The Effect of Temperature on Sound
In simple terms, sounds move slower in cool air and faster in warm air. This means that slower-moving sound can be carried over longer distances. This is because air molecules tend to move around more in warmer conditions.
The atmosphere is made up of different layers of air, which are at different temperatures. So, as sounds move through the different temperatures, they will refract (or bend) because they are changing speed. In the summer daytime in South Africa, it is usually warm to hot closer to the earth’s surface. This bends the light upwards and away from the earth, which means away from our ears too. But, if the earth’s surface is at a lower temperature than the air a little higher up, the sound will be bent back towards the earth and us. So, sounds tend to be louder and carry further when the earth is cooler.
During the afternoon thunderstorms so typical of the Lowveld, the earth is very hot. So, even if the storm is only a little distance away from you, you’re not likely to hear much until you’re right in the thick of it. At night, though, thunder and lightning can be heard from far away, because of the cooler air refracting the sound back to earth.
The weather affects sound in another way. Temperature has a significant effect on the speed at which sound travels. For example; when the outside temperature is at 45° C, sound will travel at about 358 meters per second. In 21° C, that drops to about 343.6 meters per second. At -1° C, sound will only be travelling at about 330.4 meters per second.
The Effect of Humidity on Sound
Humidity refers to the amount of water vapour in the air. It is important to know that water vapour is lighter than air (air is made up of nitrogen and oxygen molecules, which are heavier than the vapour molecules). Also, air absorbs energy from the sound travelling through it, which weakens the sound. Dry air absorbs more sound than moist air. So, sound travelling through dry air will be weakened, while sound travelling through moist air (or in a higher humidity) will carry a little further.
The Effect of Wind on Sound
To put it simply, wind bends sound waves.
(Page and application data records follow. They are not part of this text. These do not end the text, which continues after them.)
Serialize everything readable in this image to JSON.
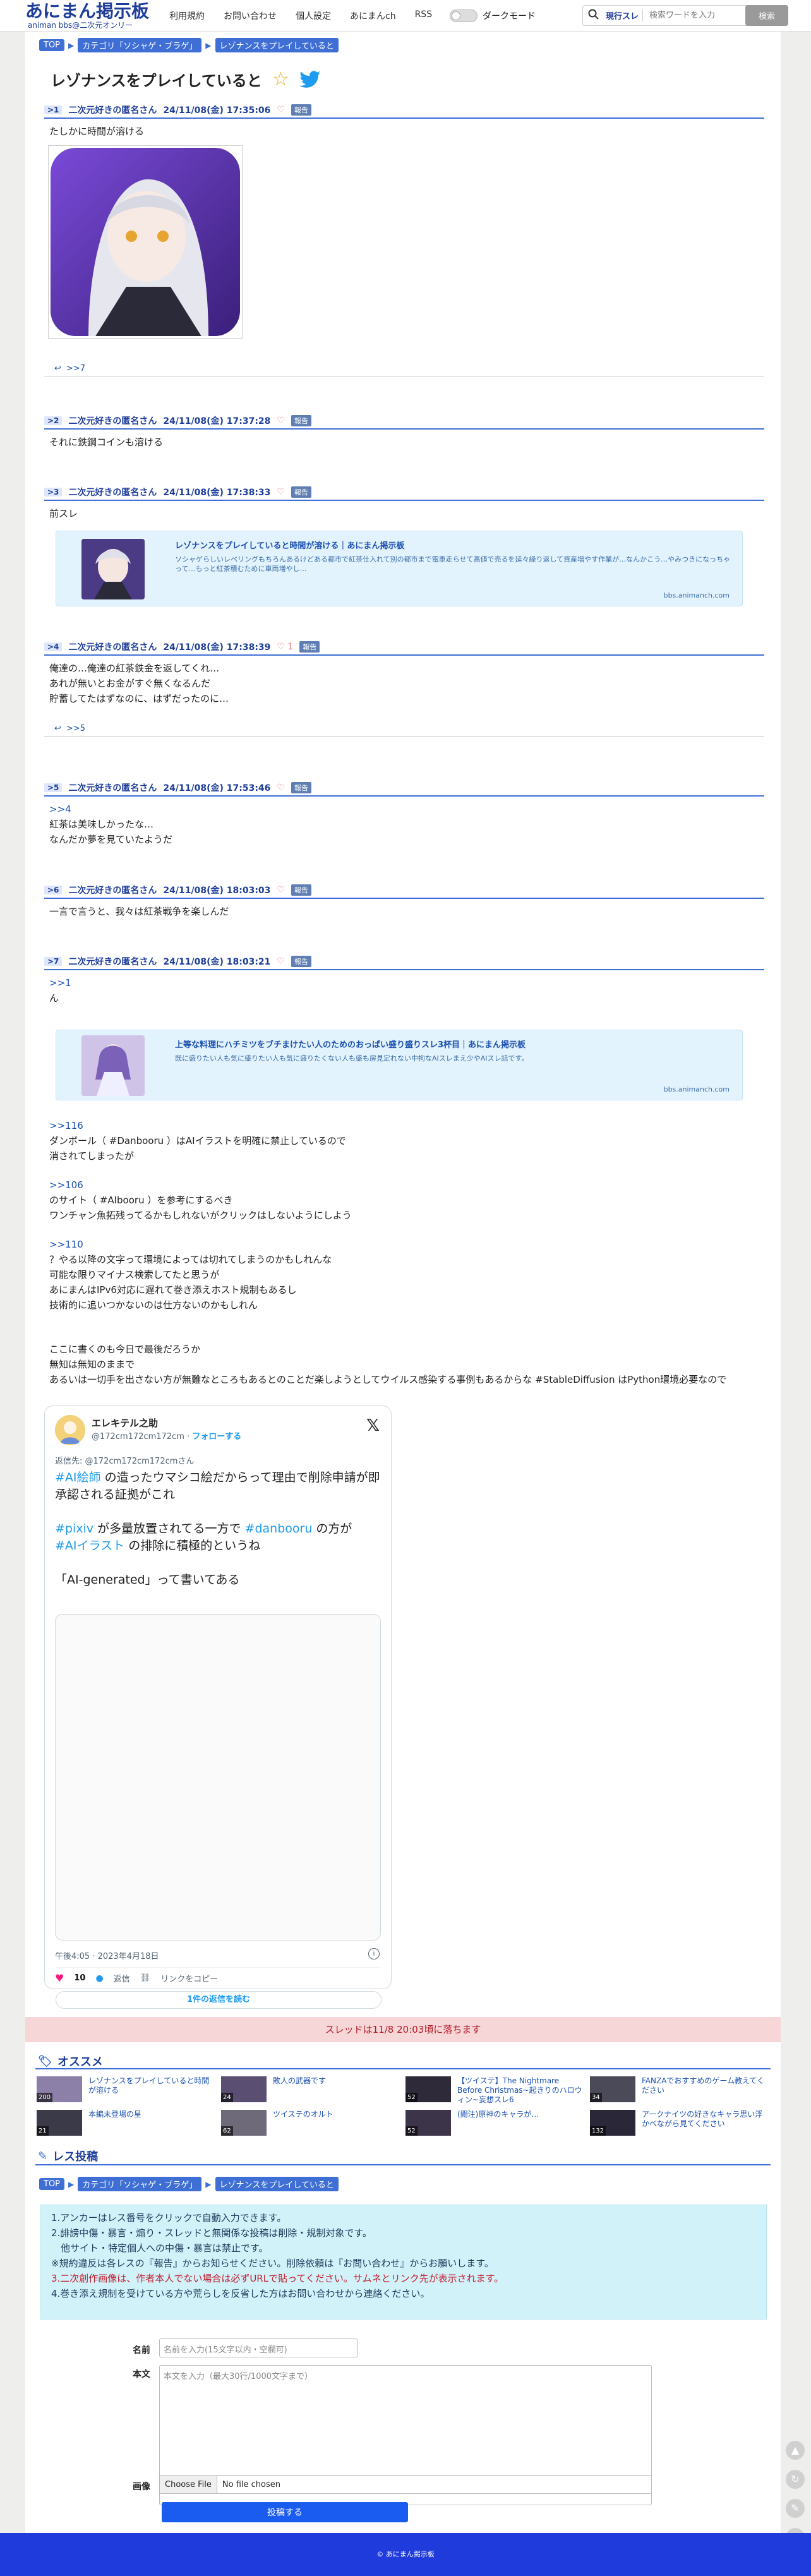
{
  "header": {
    "logo_main": "あにまん掲示板",
    "logo_sub": "animan bbs@二次元オンリー",
    "nav": [
      "利用規約",
      "お問い合わせ",
      "個人設定",
      "あにまんch",
      "RSS"
    ],
    "dark_mode_label": "ダークモード",
    "search_scope": "現行スレ",
    "search_placeholder": "検索ワードを入力",
    "search_button": "検索"
  },
  "breadcrumb": [
    "TOP",
    "カテゴリ「ソシャゲ・ブラゲ」",
    "レゾナンスをプレイしていると"
  ],
  "thread": {
    "title": "レゾナンスをプレイしていると"
  },
  "posts": [
    {
      "num": ">1",
      "name": "二次元好きの匿名さん",
      "date": "24/11/08(金) 17:35:06",
      "likes": "",
      "report": "報告",
      "body": "たしかに時間が溶ける",
      "replies": ">>7"
    },
    {
      "num": ">2",
      "name": "二次元好きの匿名さん",
      "date": "24/11/08(金) 17:37:28",
      "likes": "",
      "report": "報告",
      "body": "それに鉄鋼コインも溶ける"
    },
    {
      "num": ">3",
      "name": "二次元好きの匿名さん",
      "date": "24/11/08(金) 17:38:33",
      "likes": "",
      "report": "報告",
      "body": "前スレ"
    },
    {
      "num": ">4",
      "name": "二次元好きの匿名さん",
      "date": "24/11/08(金) 17:38:39",
      "likes": "1",
      "report": "報告",
      "body": "俺達の…俺達の紅茶鉄金を返してくれ…\nあれが無いとお金がすぐ無くなるんだ\n貯蓄してたはずなのに、はずだったのに…",
      "replies": ">>5"
    },
    {
      "num": ">5",
      "name": "二次元好きの匿名さん",
      "date": "24/11/08(金) 17:53:46",
      "likes": "",
      "report": "報告",
      "anchor": ">>4",
      "body": "紅茶は美味しかったな…\nなんだか夢を見ていたようだ"
    },
    {
      "num": ">6",
      "name": "二次元好きの匿名さん",
      "date": "24/11/08(金) 18:03:03",
      "likes": "",
      "report": "報告",
      "body": "一言で言うと、我々は紅茶戦争を楽しんだ"
    },
    {
      "num": ">7",
      "name": "二次元好きの匿名さん",
      "date": "24/11/08(金) 18:03:21",
      "likes": "",
      "report": "報告",
      "anchor": ">>1",
      "body": "ん"
    }
  ],
  "card1": {
    "title": "レゾナンスをプレイしていると時間が溶ける｜あにまん掲示板",
    "desc": "ソシャゲらしいレベリングもちろんあるけどある都市で紅茶仕入れて別の都市まで電車走らせて高値で売るを延々繰り返して資産増やす作業が…なんかこう…やみつきになっちゃって…もっと紅茶積むために車両増やし…",
    "domain": "bbs.animanch.com"
  },
  "card2": {
    "title": "上等な料理にハチミツをブチまけたい人のためのおっぱい盛り盛りスレ3杯目｜あにまん掲示板",
    "desc": "既に盛りたい人も気に盛りたい人も気に盛りたくない人も盛も房見定れない中拘なAIスレまえ少やAIスレ話です。",
    "domain": "bbs.animanch.com"
  },
  "post7_extra": [
    {
      "anchor": ">>116",
      "lines": "ダンボール（ #Danbooru ）はAIイラストを明確に禁止しているので\n消されてしまったが"
    },
    {
      "anchor": ">>106",
      "lines": "のサイト（ #AIbooru ）を参考にするべき\nワンチャン魚拓残ってるかもしれないがクリックはしないようにしよう"
    },
    {
      "anchor": ">>110",
      "lines": "？やる以降の文字って環境によっては切れてしまうのかもしれんな\n可能な限りマイナス検索してたと思うが\nあにまんはIPv6対応に遅れて巻き添えホスト規制もあるし\n技術的に追いつかないのは仕方ないのかもしれん"
    },
    {
      "anchor": "",
      "lines": "ここに書くのも今日で最後だろうか\n無知は無知のままで\nあるいは一切手を出さない方が無難なところもあるとのことだ楽しようとしてウイルス感染する事例もあるからな #StableDiffusion はPython環境必要なので"
    }
  ],
  "tweet": {
    "name": "エレキテル之助",
    "handle": "@172cm172cm172cm",
    "follow": "フォローする",
    "reply_to_label": "返信先:",
    "reply_to": "@172cm172cm172cmさん",
    "tag_aieshi": "#AI絵師",
    "text1": " の造ったウマシコ絵だからって理由で削除申請が即承認される証拠がこれ",
    "tag_pixiv": "#pixiv",
    "text2": " が多量放置されてる一方で ",
    "tag_danbooru": "#danbooru",
    "text3": " の方が",
    "tag_aiillust": "#AIイラスト",
    "text4": " の排除に積極的というね",
    "quote": "「AI-generated」って書いてある",
    "time": "午後4:05 · 2023年4月18日",
    "likes": "10",
    "reply_label": "返信",
    "copy_label": "リンクをコピー",
    "read_replies": "1件の返信を読む"
  },
  "expire_notice": "スレッドは11/8 20:03頃に落ちます",
  "recommend": {
    "heading": "オススメ",
    "items": [
      {
        "title": "レゾナンスをプレイしていると時間が溶ける",
        "count": "200"
      },
      {
        "title": "敗人の武器です",
        "count": "24"
      },
      {
        "title": "【ツイステ】The Nightmare Before Christmas~起きりのハロウィン~妄想スレ6",
        "count": "52"
      },
      {
        "title": "FANZAでおすすめのゲーム教えてください",
        "count": "34"
      },
      {
        "title": "本編未登場の星",
        "count": "21"
      },
      {
        "title": "ツイステのオルト",
        "count": "62"
      },
      {
        "title": "(閲注)原神のキャラが…",
        "count": "52"
      },
      {
        "title": "アークナイツの好きなキャラ思い浮かべながら見てください",
        "count": "132"
      }
    ]
  },
  "post_form": {
    "heading": "レス投稿",
    "rules": [
      "1.アンカーはレス番号をクリックで自動入力できます。",
      "2.誹謗中傷・暴言・煽り・スレッドと無関係な投稿は削除・規制対象です。",
      "　他サイト・特定個人への中傷・暴言は禁止です。",
      "※規約違反は各レスの『報告』からお知らせください。削除依頼は『お問い合わせ』からお願いします。",
      "3.二次創作画像は、作者本人でない場合は必ずURLで貼ってください。サムネとリンク先が表示されます。",
      "4.巻き添え規制を受けている方や荒らしを反省した方はお問い合わせから連絡ください。"
    ],
    "name_label": "名前",
    "name_placeholder": "名前を入力(15文字以内・空欄可)",
    "body_label": "本文",
    "body_placeholder": "本文を入力（最大30行/1000文字まで）",
    "image_label": "画像",
    "file_button": "Choose File",
    "file_status": "No file chosen",
    "submit": "投稿する"
  },
  "footer": {
    "text": "© あにまん掲示板"
  },
  "colors": {
    "accent": "#3f6fd5",
    "brand": "#1e3e9a",
    "footer": "#1f3bdc",
    "alert_bg": "#f6d6d7",
    "rules_bg": "#d2f2fa"
  }
}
So, more than speeding it up or slowing it down, dulling or amplifying it; the effect that the wind has on sound is one of distortion. In areas that get a lot of wind, the sounds produced by a siren can be dulled or even completely indistinct.
The wind that is closer to the earth’s surface moves slower than the wind that happens at higher altitudes. This causes sound waves to bend downwards, towards the slower wind. So, alarms and sirens that are upwind of people will be heard; but one that is downwind will be indistinct. The stronger the wind, the more dramatic the effect. This is just another way that weather affects sound.
What Does This Mean for You?
Deciding on the type, volume and placement of your audible warning system depends quite heavily on the prevailing weather conditions. If your factory, mine, warehouse, or other work area is located at high altitudes that experience a lot of wind, in valleys where the cold air settles, in particularly sweltering places, or those with high humidity; these factors will all play a role in how well your outdoor warning system conveys its important message.
In extreme conditions, it may even be necessary to add a visual system (flashing lights or a beacon) that will complement the audible system. Then, even when the sound is dulled or distorted, employees are able to benefit from the visual system.
How can KAMA Industries Help?
We understand how weather affects warning systems, and we supply audible and visual warning devices made for all conditions. For advice and a workable solution to your sound problem, contact us today on +27 11 472 3980 or e-mail us on email@example.com.